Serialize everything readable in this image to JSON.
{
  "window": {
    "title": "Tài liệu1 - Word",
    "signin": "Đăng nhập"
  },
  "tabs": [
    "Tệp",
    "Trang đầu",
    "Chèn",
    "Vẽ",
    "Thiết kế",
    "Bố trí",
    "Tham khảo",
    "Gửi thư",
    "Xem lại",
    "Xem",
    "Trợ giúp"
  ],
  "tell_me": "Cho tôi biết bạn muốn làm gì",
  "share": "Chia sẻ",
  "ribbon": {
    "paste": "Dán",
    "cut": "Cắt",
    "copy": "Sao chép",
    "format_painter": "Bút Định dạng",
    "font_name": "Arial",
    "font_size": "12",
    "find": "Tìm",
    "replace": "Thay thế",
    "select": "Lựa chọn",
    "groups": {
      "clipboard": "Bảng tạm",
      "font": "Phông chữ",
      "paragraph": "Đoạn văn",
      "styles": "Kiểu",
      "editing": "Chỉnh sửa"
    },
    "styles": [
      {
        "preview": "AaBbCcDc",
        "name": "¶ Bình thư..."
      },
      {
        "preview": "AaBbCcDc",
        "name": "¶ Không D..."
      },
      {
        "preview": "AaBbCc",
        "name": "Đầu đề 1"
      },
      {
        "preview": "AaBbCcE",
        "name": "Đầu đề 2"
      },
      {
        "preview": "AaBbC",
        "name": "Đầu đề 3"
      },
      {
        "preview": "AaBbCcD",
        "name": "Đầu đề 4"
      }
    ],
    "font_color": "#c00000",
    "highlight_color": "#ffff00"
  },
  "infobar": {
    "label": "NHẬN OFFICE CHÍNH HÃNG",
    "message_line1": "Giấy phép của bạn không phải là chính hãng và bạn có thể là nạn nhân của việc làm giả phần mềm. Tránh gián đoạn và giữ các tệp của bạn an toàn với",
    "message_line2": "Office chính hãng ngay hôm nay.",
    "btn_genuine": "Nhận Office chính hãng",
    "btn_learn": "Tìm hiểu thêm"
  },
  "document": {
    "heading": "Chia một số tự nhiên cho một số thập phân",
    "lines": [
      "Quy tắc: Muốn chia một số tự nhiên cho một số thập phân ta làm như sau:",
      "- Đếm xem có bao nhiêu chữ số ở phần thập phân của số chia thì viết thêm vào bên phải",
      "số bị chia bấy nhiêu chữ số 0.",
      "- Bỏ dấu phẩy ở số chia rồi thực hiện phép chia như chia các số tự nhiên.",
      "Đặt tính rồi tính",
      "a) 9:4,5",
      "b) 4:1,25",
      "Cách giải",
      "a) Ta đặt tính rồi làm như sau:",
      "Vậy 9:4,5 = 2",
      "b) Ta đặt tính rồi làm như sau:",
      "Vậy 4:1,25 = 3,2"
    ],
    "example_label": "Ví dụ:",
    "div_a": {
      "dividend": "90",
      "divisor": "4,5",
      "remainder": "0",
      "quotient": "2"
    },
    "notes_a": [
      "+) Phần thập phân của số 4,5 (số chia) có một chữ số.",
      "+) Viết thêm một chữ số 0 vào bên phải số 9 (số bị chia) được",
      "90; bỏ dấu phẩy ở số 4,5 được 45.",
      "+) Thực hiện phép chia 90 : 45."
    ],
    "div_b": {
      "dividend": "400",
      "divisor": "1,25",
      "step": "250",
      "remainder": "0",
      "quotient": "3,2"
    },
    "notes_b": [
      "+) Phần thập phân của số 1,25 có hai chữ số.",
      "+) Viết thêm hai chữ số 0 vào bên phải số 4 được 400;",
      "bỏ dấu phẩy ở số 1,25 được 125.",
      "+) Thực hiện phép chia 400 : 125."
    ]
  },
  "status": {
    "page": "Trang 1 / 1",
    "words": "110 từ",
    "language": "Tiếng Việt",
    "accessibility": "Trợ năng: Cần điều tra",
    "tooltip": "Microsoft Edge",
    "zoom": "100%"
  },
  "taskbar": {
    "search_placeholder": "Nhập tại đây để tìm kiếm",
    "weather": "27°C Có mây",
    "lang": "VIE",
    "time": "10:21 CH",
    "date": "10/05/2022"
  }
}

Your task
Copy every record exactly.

Task response
Serialize everything readable in this image to JSON.
{
  "window": {
    "title": "Tài liệu1 - Word",
    "signin": "Đăng nhập"
  },
  "tabs": [
    "Tệp",
    "Trang đầu",
    "Chèn",
    "Vẽ",
    "Thiết kế",
    "Bố trí",
    "Tham khảo",
    "Gửi thư",
    "Xem lại",
    "Xem",
    "Trợ giúp"
  ],
  "tell_me": "Cho tôi biết bạn muốn làm gì",
  "share": "Chia sẻ",
  "ribbon": {
    "paste": "Dán",
    "cut": "Cắt",
    "copy": "Sao chép",
    "format_painter": "Bút Định dạng",
    "font_name": "Arial",
    "font_size": "12",
    "find": "Tìm",
    "replace": "Thay thế",
    "select": "Lựa chọn",
    "groups": {
      "clipboard": "Bảng tạm",
      "font": "Phông chữ",
      "paragraph": "Đoạn văn",
      "styles": "Kiểu",
      "editing": "Chỉnh sửa"
    },
    "styles": [
      {
        "preview": "AaBbCcDc",
        "name": "¶ Bình thư..."
      },
      {
        "preview": "AaBbCcDc",
        "name": "¶ Không D..."
      },
      {
        "preview": "AaBbCc",
        "name": "Đầu đề 1"
      },
      {
        "preview": "AaBbCcE",
        "name": "Đầu đề 2"
      },
      {
        "preview": "AaBbC",
        "name": "Đầu đề 3"
      },
      {
        "preview": "AaBbCcD",
        "name": "Đầu đề 4"
      }
    ],
    "font_color": "#c00000",
    "highlight_color": "#ffff00"
  },
  "infobar": {
    "label": "NHẬN OFFICE CHÍNH HÃNG",
    "message_line1": "Giấy phép của bạn không phải là chính hãng và bạn có thể là nạn nhân của việc làm giả phần mềm. Tránh gián đoạn và giữ các tệp của bạn an toàn với",
    "message_line2": "Office chính hãng ngay hôm nay.",
    "btn_genuine": "Nhận Office chính hãng",
    "btn_learn": "Tìm hiểu thêm"
  },
  "document": {
    "heading": "Chia một số tự nhiên cho một số thập phân",
    "lines": [
      "Quy tắc: Muốn chia một số tự nhiên cho một số thập phân ta làm như sau:",
      "- Đếm xem có bao nhiêu chữ số ở phần thập phân của số chia thì viết thêm vào bên phải",
      "số bị chia bấy nhiêu chữ số 0.",
      "- Bỏ dấu phẩy ở số chia rồi thực hiện phép chia như chia các số tự nhiên.",
      "Đặt tính rồi tính",
      "a) 9:4,5",
      "b) 4:1,25",
      "Cách giải",
      "a) Ta đặt tính rồi làm như sau:",
      "Vậy 9:4,5 = 2",
      "b) Ta đặt tính rồi làm như sau:",
      "Vậy 4:1,25 = 3,2"
    ],
    "example_label": "Ví dụ:",
    "div_a": {
      "dividend": "90",
      "divisor": "4,5",
      "remainder": "0",
      "quotient": "2"
    },
    "notes_a": [
      "+) Phần thập phân của số 4,5 (số chia) có một chữ số.",
      "+) Viết thêm một chữ số 0 vào bên phải số 9 (số bị chia) được",
      "90; bỏ dấu phẩy ở số 4,5 được 45.",
      "+) Thực hiện phép chia 90 : 45."
    ],
    "div_b": {
      "dividend": "400",
      "divisor": "1,25",
      "step": "250",
      "remainder": "0",
      "quotient": "3,2"
    },
    "notes_b": [
      "+) Phần thập phân của số 1,25 có hai chữ số.",
      "+) Viết thêm hai chữ số 0 vào bên phải số 4 được 400;",
      "bỏ dấu phẩy ở số 1,25 được 125.",
      "+) Thực hiện phép chia 400 : 125."
    ]
  },
  "status": {
    "page": "Trang 1 / 1",
    "words": "110 từ",
    "language": "Tiếng Việt",
    "accessibility": "Trợ năng: Cần điều tra",
    "tooltip": "Microsoft Edge",
    "zoom": "100%"
  },
  "taskbar": {
    "search_placeholder": "Nhập tại đây để tìm kiếm",
    "weather": "27°C Có mây",
    "lang": "VIE",
    "time": "10:21 CH",
    "date": "10/05/2022"
  }
}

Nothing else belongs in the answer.